Sponsored by Energy Trust

The Frog hops as the art world adapts

| Print |  Email
The Latest
Thursday, July 01, 2010
BY JOSEY BARTLETT

The gallery that has replaced the high-end Lawrence Gallery in Portland’s Pearl District might be a sign that the art world is adapting to changing economic realities.

The Dapper Frog lifestyle gallery (motto: “Our treasures make you smile.”) will open at the end of July as a new neighbor to such longtime and notable Pearl District galleries as Elizabeth Leach, Froelick and Pulliam Deffenbaugh.

The gallery business has been struggling during the downturn as fewer customers have the big bucks and more and more are looking for affordable art. “We have done a fair amount of tightening our belts,” said Martha Lee, owner of the Laura Russo Gallery.

Celotto
A Frog work by glass master Afro Celotto
But the Dapper Frog is expanding, with four galleries on the Oregon Coast in addition to the new space in the Pearl. Owner John McDonnell sums up the strategy: “Price points! This has been the right strategy with what has happened economically.”

The Frog's glass, jewelry, and sculpture sell for between $4 and $50,000.

In just five years, the Dapper Frog’s customer list has grown to 18,000, mostly in the Portland and Vancouver area. “We have been fortunate,” says McDonnell.  “Every year we have grown in sales.”

McDonnell is a former executive vice president and CFO for American Express Travel related services. He got into the art business when he got antsy during retirement. He has traveled all over the world and many of the original pieces he sells come from his trips.

The Dapper Frog galleries buy art in full from artists. Nothing is on consignment, which allows better prices, more volume, and faster transactions, McDonnell says. The Frog sells glass pieces by Randy Strong, "Frogman" Tim Cotterill and the "woven glass" artists Markow & Norris. Strong makes only one piece a month, and McDonnell owns 16 of his works.

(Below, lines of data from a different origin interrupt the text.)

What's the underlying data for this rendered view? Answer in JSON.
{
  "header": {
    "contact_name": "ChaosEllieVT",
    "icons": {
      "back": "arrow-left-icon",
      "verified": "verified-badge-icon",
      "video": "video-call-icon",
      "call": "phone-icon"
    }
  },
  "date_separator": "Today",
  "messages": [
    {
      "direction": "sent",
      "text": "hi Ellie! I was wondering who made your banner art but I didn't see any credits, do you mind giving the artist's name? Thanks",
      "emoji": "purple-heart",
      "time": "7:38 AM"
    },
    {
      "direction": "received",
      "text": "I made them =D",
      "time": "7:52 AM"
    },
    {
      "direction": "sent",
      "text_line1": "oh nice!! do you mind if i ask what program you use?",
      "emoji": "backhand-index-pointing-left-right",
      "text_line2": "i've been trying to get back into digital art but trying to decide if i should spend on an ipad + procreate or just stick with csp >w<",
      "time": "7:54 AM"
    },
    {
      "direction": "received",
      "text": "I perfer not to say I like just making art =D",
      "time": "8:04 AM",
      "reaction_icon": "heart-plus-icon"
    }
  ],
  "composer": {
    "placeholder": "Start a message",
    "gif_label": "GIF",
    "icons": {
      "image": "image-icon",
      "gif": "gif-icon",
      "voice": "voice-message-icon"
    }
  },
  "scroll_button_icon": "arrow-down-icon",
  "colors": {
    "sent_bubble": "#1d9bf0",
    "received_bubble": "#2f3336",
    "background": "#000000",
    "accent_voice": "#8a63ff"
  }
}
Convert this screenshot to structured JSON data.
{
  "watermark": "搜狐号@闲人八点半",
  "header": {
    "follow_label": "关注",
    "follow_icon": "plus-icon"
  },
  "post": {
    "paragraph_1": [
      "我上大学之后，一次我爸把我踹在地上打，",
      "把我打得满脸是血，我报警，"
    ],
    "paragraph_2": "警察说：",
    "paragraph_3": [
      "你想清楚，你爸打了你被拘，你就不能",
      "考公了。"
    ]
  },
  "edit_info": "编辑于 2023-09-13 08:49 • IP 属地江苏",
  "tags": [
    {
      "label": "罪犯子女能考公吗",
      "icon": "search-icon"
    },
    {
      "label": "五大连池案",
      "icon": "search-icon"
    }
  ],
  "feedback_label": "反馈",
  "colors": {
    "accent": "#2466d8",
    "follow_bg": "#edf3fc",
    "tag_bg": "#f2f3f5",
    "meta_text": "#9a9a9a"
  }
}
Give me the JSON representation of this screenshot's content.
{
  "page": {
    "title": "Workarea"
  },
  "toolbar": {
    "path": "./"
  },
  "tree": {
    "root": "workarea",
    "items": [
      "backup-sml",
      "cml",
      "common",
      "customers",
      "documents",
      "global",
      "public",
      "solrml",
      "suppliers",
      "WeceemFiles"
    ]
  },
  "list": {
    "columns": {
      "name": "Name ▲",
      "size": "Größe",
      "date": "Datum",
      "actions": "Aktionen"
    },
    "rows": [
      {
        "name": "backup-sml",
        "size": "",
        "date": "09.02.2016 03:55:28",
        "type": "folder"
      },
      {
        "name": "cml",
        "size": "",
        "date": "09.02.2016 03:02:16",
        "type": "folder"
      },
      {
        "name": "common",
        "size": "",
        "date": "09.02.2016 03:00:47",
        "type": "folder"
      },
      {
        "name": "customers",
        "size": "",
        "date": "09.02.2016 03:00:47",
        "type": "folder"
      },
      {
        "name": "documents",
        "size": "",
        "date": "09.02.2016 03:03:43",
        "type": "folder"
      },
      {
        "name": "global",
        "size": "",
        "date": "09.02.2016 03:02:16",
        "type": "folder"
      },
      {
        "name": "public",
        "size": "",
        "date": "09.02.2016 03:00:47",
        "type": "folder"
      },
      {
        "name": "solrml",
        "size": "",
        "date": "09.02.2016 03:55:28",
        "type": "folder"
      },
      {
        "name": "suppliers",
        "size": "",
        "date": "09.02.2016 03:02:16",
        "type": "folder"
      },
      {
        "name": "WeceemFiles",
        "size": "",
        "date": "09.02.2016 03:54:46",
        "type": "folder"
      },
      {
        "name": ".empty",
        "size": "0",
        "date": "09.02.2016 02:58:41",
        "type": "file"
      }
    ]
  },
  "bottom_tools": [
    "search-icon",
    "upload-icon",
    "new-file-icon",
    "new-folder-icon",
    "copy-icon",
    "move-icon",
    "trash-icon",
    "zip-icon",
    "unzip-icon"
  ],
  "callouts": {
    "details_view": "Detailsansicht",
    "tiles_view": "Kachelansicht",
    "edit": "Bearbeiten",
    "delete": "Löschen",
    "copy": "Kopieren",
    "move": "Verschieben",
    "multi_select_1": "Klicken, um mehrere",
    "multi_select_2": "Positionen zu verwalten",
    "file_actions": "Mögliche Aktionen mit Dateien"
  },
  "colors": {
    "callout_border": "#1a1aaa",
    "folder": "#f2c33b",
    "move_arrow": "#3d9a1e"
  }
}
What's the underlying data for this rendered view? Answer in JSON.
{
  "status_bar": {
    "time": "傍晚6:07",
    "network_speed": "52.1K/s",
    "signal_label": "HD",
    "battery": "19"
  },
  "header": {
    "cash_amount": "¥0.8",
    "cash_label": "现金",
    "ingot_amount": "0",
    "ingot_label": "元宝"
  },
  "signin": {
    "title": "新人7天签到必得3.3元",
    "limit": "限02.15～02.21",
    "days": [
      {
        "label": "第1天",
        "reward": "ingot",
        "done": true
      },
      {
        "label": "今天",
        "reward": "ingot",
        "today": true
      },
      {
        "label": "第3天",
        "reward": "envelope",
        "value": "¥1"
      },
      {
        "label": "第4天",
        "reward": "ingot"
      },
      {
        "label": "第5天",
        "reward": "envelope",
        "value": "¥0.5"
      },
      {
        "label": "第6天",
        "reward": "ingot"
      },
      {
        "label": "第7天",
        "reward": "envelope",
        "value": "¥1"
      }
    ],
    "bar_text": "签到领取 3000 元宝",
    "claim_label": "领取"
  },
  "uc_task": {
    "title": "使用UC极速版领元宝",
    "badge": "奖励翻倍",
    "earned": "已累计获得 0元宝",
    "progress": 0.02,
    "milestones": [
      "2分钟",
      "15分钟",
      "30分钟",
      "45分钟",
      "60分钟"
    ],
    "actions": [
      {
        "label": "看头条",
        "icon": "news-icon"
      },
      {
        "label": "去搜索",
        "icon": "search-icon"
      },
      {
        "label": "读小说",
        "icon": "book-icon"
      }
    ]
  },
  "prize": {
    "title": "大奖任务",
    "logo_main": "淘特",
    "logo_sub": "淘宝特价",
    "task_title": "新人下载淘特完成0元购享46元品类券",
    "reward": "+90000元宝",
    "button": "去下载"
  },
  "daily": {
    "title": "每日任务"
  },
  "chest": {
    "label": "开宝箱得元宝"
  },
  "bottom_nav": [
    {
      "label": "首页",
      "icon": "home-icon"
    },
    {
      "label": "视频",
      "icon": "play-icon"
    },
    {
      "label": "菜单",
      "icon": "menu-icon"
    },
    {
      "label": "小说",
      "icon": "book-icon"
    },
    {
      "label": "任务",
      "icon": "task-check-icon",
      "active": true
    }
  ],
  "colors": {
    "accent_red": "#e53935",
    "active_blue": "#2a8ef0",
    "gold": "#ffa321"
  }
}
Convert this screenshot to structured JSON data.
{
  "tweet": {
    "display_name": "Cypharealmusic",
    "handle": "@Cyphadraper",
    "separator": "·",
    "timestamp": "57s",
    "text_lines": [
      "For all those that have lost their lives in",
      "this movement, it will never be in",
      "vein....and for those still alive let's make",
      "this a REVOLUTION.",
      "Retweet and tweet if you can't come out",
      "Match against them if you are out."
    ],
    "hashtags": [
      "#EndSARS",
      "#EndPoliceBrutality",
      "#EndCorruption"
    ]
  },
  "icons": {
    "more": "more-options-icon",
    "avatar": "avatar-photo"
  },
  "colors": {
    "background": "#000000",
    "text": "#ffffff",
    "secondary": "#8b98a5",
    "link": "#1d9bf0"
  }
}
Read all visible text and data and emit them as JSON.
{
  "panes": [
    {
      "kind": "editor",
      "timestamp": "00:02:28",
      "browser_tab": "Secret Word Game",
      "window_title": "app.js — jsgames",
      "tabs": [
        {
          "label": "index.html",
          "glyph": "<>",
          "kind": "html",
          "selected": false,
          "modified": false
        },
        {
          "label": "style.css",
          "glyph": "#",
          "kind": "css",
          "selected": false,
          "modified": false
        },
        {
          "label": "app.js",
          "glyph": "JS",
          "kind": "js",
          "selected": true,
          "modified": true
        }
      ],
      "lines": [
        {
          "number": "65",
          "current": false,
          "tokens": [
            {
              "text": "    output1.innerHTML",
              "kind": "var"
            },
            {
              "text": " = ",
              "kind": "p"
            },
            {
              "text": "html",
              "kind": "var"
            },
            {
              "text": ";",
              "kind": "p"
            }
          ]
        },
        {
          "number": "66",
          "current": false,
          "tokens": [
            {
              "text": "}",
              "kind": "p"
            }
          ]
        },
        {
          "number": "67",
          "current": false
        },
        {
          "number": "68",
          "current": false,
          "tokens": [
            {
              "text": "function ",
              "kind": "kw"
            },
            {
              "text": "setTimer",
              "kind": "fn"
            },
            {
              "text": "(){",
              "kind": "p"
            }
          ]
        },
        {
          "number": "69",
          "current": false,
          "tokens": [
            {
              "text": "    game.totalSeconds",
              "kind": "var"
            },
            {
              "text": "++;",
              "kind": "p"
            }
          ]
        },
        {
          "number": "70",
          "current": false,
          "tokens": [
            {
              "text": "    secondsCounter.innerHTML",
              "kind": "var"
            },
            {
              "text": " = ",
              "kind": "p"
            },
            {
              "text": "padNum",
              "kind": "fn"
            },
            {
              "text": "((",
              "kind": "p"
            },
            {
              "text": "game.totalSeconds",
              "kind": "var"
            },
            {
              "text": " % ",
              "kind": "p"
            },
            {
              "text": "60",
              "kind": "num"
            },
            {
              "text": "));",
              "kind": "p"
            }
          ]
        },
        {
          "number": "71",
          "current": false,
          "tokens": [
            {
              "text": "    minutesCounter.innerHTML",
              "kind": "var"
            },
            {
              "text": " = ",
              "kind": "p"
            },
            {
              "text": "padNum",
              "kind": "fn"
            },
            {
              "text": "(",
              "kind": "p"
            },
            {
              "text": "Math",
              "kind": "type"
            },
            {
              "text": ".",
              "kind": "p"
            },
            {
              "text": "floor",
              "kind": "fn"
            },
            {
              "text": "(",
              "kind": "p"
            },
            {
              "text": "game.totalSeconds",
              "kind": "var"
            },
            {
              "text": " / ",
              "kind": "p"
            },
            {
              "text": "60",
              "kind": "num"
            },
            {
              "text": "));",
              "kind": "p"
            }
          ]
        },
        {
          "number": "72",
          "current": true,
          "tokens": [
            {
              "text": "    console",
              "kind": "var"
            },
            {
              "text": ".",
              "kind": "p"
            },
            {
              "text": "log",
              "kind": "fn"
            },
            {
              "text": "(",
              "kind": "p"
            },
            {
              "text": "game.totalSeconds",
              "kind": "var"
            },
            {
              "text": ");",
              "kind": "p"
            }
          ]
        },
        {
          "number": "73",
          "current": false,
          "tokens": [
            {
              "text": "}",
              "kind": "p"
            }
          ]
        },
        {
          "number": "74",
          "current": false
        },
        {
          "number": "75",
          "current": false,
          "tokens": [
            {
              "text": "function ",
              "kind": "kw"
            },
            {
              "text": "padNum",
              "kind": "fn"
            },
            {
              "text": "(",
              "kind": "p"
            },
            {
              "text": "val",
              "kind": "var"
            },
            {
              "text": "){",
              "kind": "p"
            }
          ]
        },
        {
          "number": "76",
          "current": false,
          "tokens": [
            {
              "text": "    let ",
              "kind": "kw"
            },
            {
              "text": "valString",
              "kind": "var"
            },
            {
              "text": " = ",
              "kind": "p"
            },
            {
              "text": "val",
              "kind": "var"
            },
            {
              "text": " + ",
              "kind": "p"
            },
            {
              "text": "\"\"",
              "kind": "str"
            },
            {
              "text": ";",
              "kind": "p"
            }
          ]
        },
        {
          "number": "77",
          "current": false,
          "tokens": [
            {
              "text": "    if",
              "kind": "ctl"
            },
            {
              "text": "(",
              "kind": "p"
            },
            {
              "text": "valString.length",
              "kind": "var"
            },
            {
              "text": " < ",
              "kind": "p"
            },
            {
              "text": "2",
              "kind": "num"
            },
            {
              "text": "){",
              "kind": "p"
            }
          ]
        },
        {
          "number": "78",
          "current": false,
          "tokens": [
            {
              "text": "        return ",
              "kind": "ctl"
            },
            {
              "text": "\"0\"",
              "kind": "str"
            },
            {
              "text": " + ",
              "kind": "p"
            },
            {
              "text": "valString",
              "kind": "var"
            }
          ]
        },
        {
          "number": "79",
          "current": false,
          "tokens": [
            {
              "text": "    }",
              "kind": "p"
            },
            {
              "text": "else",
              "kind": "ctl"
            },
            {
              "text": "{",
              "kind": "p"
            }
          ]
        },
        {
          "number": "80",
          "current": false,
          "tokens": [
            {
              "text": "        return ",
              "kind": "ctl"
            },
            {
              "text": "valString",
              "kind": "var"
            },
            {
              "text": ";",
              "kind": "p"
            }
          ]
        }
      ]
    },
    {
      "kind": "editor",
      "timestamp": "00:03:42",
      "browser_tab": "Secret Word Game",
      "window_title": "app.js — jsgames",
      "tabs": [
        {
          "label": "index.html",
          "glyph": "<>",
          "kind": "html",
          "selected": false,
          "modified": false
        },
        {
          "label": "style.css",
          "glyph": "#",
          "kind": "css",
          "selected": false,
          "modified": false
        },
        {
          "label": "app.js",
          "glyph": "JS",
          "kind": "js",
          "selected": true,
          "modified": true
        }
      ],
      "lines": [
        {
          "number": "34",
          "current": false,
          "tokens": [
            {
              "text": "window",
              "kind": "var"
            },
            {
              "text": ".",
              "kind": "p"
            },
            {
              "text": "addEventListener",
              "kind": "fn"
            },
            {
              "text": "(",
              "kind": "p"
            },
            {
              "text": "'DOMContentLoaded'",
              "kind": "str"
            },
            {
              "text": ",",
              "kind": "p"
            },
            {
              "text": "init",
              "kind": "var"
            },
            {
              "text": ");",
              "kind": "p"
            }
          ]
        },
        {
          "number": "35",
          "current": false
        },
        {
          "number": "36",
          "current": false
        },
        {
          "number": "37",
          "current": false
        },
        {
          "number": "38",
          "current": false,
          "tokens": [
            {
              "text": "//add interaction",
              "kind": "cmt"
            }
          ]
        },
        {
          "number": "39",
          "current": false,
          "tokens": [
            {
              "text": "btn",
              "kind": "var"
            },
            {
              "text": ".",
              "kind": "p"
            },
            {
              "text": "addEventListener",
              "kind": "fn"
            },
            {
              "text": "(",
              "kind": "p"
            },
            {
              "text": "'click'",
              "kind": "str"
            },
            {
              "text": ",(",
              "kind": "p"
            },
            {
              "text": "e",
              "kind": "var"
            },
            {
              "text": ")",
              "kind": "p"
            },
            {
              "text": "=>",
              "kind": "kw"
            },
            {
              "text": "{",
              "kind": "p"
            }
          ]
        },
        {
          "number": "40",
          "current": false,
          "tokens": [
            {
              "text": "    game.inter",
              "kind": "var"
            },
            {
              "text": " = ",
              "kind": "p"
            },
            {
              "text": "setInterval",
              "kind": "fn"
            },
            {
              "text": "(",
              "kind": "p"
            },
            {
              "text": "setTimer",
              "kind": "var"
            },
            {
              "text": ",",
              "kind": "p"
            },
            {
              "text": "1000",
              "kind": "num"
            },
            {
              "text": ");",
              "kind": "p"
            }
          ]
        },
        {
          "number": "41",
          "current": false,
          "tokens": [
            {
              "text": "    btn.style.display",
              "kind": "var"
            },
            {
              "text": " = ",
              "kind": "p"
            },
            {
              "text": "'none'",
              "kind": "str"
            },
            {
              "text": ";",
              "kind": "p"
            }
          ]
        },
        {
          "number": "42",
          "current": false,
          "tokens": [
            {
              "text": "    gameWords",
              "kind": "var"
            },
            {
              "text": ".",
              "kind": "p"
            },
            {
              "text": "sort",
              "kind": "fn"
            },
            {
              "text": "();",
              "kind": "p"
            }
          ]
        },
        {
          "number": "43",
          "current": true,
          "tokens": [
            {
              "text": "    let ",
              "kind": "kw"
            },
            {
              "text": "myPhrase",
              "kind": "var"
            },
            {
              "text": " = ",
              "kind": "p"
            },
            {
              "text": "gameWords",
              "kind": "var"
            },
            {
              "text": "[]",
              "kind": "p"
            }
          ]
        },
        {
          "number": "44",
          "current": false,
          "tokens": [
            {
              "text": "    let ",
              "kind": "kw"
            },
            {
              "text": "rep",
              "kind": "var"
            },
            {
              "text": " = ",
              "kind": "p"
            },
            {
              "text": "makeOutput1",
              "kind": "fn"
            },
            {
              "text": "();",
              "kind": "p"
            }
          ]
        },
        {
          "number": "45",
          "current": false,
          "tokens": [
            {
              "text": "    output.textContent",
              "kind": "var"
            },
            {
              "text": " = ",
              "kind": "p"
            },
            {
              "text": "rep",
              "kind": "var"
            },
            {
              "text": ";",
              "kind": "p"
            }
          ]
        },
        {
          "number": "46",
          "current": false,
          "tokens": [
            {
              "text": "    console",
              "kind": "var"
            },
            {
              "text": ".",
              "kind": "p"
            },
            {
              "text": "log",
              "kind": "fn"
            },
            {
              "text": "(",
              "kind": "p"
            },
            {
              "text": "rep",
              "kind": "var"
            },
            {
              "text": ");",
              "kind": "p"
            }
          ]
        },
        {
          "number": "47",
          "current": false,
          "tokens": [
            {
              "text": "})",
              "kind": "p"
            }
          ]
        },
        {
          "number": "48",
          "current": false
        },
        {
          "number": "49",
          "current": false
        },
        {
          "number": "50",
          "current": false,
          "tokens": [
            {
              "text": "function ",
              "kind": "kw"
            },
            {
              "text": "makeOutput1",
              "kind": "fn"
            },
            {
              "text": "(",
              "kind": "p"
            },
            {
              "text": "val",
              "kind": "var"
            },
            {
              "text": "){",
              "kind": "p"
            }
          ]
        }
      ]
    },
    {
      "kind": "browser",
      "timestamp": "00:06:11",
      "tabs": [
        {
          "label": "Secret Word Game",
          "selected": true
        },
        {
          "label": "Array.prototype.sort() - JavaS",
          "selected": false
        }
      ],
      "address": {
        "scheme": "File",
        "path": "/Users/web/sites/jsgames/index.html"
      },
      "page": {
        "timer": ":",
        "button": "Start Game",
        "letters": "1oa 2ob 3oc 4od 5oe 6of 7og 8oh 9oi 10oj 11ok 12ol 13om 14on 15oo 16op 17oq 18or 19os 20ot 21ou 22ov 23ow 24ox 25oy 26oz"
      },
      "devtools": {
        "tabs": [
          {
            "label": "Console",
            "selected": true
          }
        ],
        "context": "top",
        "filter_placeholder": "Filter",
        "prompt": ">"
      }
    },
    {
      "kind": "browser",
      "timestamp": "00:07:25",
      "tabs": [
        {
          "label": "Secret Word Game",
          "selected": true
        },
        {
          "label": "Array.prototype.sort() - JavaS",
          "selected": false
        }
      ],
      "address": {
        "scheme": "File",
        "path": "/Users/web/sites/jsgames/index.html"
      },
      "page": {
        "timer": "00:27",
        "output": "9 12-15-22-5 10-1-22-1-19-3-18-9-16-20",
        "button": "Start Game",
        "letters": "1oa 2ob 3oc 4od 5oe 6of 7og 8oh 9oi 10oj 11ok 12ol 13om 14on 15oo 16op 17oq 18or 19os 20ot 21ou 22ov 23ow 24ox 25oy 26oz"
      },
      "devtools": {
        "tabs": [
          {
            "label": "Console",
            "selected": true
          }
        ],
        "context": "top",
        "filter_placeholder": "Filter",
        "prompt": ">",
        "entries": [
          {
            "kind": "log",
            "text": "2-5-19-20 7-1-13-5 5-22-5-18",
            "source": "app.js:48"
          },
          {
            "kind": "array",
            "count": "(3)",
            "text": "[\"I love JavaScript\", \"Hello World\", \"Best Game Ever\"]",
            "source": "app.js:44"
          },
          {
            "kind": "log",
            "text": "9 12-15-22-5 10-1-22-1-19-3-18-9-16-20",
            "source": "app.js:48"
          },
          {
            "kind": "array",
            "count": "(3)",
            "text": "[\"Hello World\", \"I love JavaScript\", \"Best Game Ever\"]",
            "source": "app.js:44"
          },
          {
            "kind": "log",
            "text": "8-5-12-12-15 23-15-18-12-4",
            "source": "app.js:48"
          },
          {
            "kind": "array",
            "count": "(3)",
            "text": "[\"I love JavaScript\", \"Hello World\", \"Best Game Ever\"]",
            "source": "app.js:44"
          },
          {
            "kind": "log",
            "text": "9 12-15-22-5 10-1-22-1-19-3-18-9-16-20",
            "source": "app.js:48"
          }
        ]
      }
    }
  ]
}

That makes the Frog a rare buyer providing opportunity for glass artists. “A lot of artists have stopped producing,” says Ron Nolz, of Pacific States Marketing a company that represents some top glass artists. “The cost of creating glass is very expensive; it’s a fact of what’s going on in the economy. The artists who are surviving are producing a market niche.”

McDonnell stores the Frog’s undisplayed works at his 60,000 square feet warehouse in Lincoln City. All web purchases, which comprise 20% to 25% of all sales, come from this giant space as well.

Not bad for a company that started out selling door stoppers online.

Josey Bartlett is an associate writer for Oregon Business, and a visual artist.

 

More Articles

I Know How You Feel

November/December 2014
Wednesday, October 22, 2014
BY JESSICA RIDGWAY

Most smartphones come equipped with speech recognition systems like Siri or Cortana that are capable of understanding the human voice and putting words into actions. But what if smartphones could do more? What if smartphones could register feeling?


Read more...

Powerbook Perspective

January-Powerbook 2015
Friday, December 12, 2014
BY LINDA BAKER

A conversation with Oregon state economist Josh Lehner.


Read more...

The Bookseller

November/December 2014
Wednesday, October 22, 2014
BY AMY MILSHTEIN

Everyone knows college is expensive, but a look at the numbers brings that into sharp — and painful — focus.


Read more...

Tackling the CEO-worker pay gap

January-Powerbook 2015
Thursday, December 11, 2014
BY OREGON BUSINESS STAFF

An SEC rule targets the disparity between executive and employee compensation, reigniting a long-standing debate about corporate social responsibility.


Read more...

Shuffling the Deck

November/December 2014
Wednesday, October 22, 2014
BY JON BELL

Oregon tribes still bet on casinos.


Read more...

Corner Office: Pam Edstrom

January-Powerbook 2015
Saturday, December 13, 2014

Seven tidbits of information from an agency partner and co-founder of Waggener Edstrom in Lake Oswego.


Read more...

Streetfight

News
Sunday, December 07, 2014
BY LINDA BAKER

On Friday, Uber switched on an app — and with one push of the button torpedoed Portland’s famed public process.


Read more...
Oregon Business magazinetitle-sponsored-links-02
SPONSORED LINKS